By Andre Carrel
The designation ‘public servant’ refers to a worker’s employer. By my reasoning, the ‘public servant’ designation should apply to any person who serves the public.
From my side of the exchange, it does not matter whether the income of person who is providing me with a service is drawn from the taxes I pay or is included in the price of what I purchase.
Retirement affords me the luxury to observe and reflect on the people who work in glass cages where their every move is exposed to constant public scrutiny. I spent most of my working hours in the years before retirement hidden in an office.
Long before my days in administration, I worked on or with machinery, often alone. How do people cope when, in performing their job, their every move is exposed to the public?

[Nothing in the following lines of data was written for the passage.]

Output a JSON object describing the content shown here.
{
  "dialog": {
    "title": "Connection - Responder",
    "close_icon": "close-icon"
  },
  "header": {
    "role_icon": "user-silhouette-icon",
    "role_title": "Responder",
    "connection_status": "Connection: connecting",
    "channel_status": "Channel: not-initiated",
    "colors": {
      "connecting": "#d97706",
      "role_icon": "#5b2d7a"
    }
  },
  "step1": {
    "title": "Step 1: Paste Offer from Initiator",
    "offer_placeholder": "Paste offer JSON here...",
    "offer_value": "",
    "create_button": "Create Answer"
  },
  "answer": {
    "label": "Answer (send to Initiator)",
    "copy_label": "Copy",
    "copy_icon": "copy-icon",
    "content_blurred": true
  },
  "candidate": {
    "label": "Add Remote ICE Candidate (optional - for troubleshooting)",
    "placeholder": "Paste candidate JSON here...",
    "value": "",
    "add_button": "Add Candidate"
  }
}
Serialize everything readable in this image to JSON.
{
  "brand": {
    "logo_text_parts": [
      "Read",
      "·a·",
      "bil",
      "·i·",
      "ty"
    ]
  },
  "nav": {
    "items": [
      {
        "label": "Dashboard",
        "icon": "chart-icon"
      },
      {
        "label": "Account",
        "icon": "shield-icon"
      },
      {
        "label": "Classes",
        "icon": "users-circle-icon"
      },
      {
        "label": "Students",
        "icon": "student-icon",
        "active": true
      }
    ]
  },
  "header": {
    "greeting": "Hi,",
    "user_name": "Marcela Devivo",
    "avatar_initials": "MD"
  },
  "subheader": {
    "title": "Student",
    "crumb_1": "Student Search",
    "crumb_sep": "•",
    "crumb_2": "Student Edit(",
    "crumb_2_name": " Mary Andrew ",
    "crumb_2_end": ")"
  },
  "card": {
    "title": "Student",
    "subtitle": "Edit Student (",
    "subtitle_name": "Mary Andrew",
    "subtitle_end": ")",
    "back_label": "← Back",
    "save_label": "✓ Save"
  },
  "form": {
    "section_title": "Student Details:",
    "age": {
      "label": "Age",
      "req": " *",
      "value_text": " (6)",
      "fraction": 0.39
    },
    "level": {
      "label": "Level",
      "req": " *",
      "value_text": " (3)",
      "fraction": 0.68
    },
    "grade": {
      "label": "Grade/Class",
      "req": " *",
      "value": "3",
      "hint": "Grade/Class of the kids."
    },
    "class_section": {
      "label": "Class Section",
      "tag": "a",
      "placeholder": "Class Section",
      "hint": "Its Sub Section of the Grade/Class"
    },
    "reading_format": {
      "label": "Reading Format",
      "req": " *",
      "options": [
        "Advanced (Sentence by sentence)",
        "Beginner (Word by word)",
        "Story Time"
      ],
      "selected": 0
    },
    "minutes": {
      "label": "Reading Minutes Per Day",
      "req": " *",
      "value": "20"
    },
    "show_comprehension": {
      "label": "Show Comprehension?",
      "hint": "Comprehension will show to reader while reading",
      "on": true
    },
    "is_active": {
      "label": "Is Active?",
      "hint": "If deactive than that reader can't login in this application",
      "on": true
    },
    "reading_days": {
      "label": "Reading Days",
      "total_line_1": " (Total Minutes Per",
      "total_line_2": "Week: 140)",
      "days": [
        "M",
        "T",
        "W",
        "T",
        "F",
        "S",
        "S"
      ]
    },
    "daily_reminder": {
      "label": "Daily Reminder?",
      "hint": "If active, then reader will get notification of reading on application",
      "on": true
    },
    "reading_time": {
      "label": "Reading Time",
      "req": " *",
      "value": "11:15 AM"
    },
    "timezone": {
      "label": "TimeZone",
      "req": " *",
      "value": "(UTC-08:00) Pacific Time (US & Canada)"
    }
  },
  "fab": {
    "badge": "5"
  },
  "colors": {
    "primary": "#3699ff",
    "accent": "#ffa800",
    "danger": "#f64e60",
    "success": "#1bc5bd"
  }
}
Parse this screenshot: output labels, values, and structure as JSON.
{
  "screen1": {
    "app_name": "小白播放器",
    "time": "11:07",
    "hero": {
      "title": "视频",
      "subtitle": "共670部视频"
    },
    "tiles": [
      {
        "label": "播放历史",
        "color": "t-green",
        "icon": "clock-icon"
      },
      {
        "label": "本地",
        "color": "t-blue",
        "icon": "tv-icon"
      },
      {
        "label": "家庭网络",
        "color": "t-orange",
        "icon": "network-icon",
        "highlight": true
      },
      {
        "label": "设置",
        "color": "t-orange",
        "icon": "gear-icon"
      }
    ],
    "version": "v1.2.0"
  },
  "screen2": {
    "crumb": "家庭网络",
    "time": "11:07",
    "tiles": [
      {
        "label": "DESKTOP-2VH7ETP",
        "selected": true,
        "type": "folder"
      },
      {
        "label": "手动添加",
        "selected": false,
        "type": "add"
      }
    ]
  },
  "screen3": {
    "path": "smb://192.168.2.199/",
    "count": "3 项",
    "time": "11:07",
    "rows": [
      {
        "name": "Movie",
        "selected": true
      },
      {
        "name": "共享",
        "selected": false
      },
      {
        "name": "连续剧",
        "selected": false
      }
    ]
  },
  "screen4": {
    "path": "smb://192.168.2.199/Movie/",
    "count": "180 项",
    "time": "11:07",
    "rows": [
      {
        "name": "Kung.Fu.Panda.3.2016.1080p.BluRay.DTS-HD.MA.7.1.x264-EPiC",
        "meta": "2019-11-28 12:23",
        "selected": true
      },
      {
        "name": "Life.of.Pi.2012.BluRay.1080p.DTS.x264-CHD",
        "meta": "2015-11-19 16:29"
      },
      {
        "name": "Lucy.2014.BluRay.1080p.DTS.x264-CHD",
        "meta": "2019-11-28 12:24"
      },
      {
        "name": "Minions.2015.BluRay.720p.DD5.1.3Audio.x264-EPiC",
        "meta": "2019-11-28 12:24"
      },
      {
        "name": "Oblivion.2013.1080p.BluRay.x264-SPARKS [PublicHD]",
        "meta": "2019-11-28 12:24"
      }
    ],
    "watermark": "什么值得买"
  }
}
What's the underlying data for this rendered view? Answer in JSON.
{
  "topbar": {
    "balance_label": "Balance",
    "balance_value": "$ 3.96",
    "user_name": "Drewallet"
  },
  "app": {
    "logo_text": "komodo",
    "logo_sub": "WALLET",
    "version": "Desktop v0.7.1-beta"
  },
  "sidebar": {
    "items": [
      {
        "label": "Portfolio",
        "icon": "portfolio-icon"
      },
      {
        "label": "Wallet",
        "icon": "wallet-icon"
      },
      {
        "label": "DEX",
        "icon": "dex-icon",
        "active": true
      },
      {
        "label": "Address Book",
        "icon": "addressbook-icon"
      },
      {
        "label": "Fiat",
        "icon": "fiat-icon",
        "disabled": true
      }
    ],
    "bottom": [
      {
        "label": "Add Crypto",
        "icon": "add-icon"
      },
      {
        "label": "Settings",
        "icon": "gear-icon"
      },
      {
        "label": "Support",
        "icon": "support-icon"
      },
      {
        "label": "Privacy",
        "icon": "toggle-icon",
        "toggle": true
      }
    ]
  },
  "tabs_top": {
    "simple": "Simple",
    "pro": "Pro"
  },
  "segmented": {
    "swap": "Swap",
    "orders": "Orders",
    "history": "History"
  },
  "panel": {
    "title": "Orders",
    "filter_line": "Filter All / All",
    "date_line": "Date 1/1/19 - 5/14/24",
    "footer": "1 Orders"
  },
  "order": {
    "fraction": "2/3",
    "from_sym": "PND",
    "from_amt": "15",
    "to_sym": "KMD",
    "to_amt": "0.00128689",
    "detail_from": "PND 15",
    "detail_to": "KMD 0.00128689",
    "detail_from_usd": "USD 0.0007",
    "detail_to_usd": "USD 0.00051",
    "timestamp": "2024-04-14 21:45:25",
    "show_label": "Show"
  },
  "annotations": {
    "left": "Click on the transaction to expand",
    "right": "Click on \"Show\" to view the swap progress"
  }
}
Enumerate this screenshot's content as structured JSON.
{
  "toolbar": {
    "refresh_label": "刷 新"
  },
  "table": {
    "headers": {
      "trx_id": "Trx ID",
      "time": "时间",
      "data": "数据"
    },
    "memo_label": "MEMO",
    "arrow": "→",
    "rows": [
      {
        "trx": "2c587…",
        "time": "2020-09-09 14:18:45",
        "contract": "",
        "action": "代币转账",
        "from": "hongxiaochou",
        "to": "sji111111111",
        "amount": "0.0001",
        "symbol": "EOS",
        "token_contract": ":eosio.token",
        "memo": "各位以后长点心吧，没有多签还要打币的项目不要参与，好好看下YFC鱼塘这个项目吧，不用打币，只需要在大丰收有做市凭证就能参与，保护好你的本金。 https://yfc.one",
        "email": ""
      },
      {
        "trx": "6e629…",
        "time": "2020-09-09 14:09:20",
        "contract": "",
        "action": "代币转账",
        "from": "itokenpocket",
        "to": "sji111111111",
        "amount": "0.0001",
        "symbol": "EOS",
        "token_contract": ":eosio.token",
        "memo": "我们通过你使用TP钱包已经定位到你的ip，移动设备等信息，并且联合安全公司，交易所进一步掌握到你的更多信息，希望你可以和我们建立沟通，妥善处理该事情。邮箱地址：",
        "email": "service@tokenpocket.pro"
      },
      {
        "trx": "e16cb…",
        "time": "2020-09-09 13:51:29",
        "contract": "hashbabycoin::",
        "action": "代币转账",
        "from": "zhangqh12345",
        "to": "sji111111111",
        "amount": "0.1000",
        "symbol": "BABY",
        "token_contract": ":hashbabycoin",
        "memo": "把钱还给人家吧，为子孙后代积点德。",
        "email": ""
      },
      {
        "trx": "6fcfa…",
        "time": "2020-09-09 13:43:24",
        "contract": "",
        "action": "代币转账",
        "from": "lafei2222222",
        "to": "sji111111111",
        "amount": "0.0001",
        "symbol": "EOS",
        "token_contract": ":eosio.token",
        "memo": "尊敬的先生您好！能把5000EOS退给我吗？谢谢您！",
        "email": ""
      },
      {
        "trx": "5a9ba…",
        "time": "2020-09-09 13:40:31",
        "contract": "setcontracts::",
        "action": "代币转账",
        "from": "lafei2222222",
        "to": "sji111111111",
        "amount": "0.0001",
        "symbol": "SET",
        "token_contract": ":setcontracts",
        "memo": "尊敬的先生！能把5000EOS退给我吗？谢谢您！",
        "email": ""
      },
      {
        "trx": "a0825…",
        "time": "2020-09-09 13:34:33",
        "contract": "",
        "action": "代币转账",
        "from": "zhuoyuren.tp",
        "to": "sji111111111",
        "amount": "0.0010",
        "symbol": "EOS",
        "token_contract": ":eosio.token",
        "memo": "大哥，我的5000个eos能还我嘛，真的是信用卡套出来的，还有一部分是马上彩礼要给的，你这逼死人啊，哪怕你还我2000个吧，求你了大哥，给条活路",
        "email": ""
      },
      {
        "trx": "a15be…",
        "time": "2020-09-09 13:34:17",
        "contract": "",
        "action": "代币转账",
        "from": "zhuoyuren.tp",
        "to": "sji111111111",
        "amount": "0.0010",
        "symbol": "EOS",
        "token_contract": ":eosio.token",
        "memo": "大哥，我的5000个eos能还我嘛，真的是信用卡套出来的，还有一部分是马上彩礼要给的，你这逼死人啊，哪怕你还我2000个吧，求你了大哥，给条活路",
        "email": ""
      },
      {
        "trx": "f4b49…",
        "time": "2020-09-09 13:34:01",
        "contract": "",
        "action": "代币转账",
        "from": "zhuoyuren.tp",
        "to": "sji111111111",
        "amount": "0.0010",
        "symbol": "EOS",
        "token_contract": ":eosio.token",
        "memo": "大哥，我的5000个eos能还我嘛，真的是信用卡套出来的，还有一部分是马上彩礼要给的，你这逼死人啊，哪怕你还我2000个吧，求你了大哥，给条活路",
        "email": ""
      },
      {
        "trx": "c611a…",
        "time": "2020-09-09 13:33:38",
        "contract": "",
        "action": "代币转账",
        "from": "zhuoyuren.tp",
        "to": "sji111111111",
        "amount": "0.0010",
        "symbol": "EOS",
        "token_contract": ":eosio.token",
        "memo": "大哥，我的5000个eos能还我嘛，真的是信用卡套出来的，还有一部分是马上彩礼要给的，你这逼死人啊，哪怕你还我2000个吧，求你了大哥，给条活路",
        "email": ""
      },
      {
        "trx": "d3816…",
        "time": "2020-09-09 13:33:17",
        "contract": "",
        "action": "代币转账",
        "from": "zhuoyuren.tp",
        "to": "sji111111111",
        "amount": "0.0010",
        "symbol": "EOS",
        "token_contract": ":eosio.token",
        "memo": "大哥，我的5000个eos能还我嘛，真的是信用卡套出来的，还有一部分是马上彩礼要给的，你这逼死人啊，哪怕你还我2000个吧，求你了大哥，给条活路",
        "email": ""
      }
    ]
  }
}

Their employers expect them to complete their assigned work accurately and efficiently. The public expects them to be friendly, to always be in a good mood and always ready to be interrupted from what they doing to pay attention to what our priority may be. How do they do it?
Occasionally, I am looking for something in a store, not sure where to find it and, frequently, not even sure of the correct name of the item. I know that I look lost when a worker offers to help. They always understand what I mean by what I am attempting to describe and without hesitation, they tell me where I can find the object.
More often than not the worker will escort me to the spot, point to an item on the shelf, and ask if this is what I need.
I have no idea how many items are on display in a grocery or hardware store. How do these workers know where everything is? How do they know from my slapdash description what I am looking for?
As I take the wanted item off the shelf I hear “Is there anything else I can help you with, sir?” when “Here you are, you buffoon!” would often be more appropriate. How do they do it?
I am the kind of person who could easily be taken advantage of. I used to know what made my vehicle run back in the days when you had to fiddle with the choke to start the engine on a cold morning, double-clutch to shift gears, and when, under the hood, you could actually recognize the engine block, the carburetor, and other essential components.
When I take my vehicle in for regular service, my instructions are to “make it like new”. They could tell me that my car needs a new synchronized digitizer balancing reflector at a cost of $147.85 plus installation, and I would believe them.
I rely on the worker at the counter to understand what I mean. I trust them to keep my old car running, just like new. They look after my vehicle, and they trust me to pay the bill. Why?
There is something profoundly democratic about the day-to-day personal exchange between customers and workers serving the public, fellow citizens living in the community who are their neighbours.
No conveniences and promises brandished by distant internet wizards can match what workers engaged in providing a service to the public in their own community can provide.
Thank you, this one is for you!